The Digital Library (DL) concept can be traced back to the famous papers of visionary scientists like Vannevar Bush (1945) and J. C. R. Licklider (1965) identifying and pursuing the goal of innovative technologies and approaches toward knowledge sharing as fundamental instruments for progress. However, research and development activity on digital libraries actually started in the early 1990s; with the Internet proliferation since such technology created unprecedented possibilities to discover and deliver human knowledge.
During these years, a variety of different types of information systems—called “digital libraries”—have been developed in diverse contexts. These systems are very heterogeneous in scope and functionality and their evolution does not follow a single path. In fact, when DL evolve changes happened this has not only meant that a better quality system was been conceived by superseding the “preceding” ones but also meant that a new conception of digital libraries was born corresponding to new raised needs (Candela, Castelli, & Pagano, 2011).

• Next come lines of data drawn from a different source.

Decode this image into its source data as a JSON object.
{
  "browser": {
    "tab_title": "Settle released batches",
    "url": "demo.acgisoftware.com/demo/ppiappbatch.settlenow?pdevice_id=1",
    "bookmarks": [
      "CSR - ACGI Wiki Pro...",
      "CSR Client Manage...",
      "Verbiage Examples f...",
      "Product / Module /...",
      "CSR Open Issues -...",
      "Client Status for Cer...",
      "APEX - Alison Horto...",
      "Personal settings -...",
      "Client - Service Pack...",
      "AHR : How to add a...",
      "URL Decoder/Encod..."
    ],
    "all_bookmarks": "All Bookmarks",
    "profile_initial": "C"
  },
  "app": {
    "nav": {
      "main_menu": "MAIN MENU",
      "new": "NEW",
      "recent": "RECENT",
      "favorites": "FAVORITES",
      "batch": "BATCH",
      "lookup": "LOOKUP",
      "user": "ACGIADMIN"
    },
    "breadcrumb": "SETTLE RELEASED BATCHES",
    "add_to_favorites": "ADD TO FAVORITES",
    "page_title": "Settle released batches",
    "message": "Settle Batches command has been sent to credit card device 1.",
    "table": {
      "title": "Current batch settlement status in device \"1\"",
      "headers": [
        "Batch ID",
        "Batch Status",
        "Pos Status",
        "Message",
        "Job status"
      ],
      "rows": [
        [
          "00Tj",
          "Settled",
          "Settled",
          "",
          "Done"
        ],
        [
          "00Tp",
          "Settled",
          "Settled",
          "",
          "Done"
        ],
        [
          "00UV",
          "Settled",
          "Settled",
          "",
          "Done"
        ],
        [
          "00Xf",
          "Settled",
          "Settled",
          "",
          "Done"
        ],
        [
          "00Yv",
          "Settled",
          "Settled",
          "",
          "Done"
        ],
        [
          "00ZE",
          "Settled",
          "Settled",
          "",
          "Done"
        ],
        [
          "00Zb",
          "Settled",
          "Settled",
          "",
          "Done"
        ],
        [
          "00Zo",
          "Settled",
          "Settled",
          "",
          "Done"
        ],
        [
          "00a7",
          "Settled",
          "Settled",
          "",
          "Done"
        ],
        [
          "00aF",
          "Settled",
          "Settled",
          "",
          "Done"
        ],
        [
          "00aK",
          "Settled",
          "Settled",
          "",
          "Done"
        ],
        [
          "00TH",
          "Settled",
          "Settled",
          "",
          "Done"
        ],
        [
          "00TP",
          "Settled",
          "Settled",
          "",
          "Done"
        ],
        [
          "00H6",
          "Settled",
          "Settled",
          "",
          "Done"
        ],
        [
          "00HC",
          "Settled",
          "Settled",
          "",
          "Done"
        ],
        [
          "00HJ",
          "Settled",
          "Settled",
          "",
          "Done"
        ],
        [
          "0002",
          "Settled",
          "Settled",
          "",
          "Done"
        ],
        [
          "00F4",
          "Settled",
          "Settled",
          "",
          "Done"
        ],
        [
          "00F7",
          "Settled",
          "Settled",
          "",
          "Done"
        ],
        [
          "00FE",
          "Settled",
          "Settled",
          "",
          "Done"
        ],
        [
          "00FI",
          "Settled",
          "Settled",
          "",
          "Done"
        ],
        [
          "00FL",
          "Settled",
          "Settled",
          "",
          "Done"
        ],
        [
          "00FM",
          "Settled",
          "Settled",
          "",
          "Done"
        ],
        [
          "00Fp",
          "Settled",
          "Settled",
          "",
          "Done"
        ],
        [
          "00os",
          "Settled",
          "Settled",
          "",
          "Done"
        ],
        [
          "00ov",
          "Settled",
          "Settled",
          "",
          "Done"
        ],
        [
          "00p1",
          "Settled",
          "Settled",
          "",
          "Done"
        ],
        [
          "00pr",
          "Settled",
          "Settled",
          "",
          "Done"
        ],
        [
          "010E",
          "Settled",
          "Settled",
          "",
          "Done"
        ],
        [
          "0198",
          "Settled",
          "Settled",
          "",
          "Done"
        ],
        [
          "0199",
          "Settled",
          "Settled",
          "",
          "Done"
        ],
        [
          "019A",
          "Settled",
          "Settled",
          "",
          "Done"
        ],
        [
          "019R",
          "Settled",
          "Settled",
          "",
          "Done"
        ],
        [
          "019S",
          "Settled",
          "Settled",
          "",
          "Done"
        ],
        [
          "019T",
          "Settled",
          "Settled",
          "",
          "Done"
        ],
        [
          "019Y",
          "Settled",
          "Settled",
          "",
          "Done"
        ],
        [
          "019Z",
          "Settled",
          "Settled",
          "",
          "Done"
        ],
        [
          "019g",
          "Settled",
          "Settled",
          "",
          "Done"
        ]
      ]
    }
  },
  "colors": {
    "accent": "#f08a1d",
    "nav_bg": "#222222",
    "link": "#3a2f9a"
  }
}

In the last decade, Digital Libraries have achieved a fundamental role in our knowledge-based society, especially in the context of “scientific research.” In this context, the novel multidisciplinary forms of research and the need for immediate and contemporary access to heterogeneous and independently grown content, brought up new and challenging requirements for DLs. DLs evolved from stand-alone systems supporting data storage and provision for the users of one organization, to possibly very-large, cross-domain, cross-organization DL systems tailored to serve continuously evolving needs. In general terms, these new generation of Research DLs (RDLs) are requested to provide user communities with (a) a wealth of content aggregated from existing knowledge providers such as libraries, museum, data archives, and any knowledge repository; and (b) the dynamically evolving applications they need to accomplish their tasks (study, work, leisure) by processing, exploring, accessing and interacting with such content.

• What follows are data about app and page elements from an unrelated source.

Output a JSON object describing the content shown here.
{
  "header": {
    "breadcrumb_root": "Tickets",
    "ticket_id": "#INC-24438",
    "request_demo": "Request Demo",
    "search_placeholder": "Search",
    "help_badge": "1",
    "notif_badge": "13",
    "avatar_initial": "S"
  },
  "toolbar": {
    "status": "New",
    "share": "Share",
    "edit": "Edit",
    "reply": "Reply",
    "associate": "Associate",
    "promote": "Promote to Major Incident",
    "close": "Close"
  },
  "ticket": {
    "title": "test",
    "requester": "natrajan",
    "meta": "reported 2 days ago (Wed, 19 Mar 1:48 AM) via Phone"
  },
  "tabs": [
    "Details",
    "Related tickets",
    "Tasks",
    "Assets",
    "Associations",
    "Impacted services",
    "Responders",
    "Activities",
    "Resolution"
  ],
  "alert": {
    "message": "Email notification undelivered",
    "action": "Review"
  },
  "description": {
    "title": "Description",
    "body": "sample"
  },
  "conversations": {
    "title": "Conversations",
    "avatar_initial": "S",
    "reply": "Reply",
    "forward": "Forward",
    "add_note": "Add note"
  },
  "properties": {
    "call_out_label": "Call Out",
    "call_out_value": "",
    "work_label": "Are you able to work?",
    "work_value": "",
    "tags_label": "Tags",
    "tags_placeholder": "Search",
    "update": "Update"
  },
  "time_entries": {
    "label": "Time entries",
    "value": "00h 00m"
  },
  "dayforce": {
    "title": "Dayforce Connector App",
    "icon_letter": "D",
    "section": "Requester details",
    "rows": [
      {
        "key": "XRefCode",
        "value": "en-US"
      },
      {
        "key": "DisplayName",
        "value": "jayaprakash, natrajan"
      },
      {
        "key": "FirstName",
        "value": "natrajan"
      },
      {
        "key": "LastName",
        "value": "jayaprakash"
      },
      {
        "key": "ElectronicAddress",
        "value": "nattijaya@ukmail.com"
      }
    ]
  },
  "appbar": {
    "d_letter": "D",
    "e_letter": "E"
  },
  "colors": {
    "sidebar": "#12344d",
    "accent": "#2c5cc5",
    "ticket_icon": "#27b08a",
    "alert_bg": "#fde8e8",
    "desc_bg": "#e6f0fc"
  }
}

Traditional DL development approaches based on from-scratch realization of the entire system proved to be unsuitable. In such scenarios, the costs of design, development, administration and maintenance (e.g., refinement, adaptation to evolution) tend to be not sustainable for organizations responsible of the resulting RDLs (Manghi, Mikulicic, Candela, Castelli, & Pagano, Realizing and Maintaining Aggregative Digital Library Systems: D-NET Software Toolkit and OAIster System, 2010), which are often faced with the trade-off between user satisfaction and lack of funding required to satisfy them.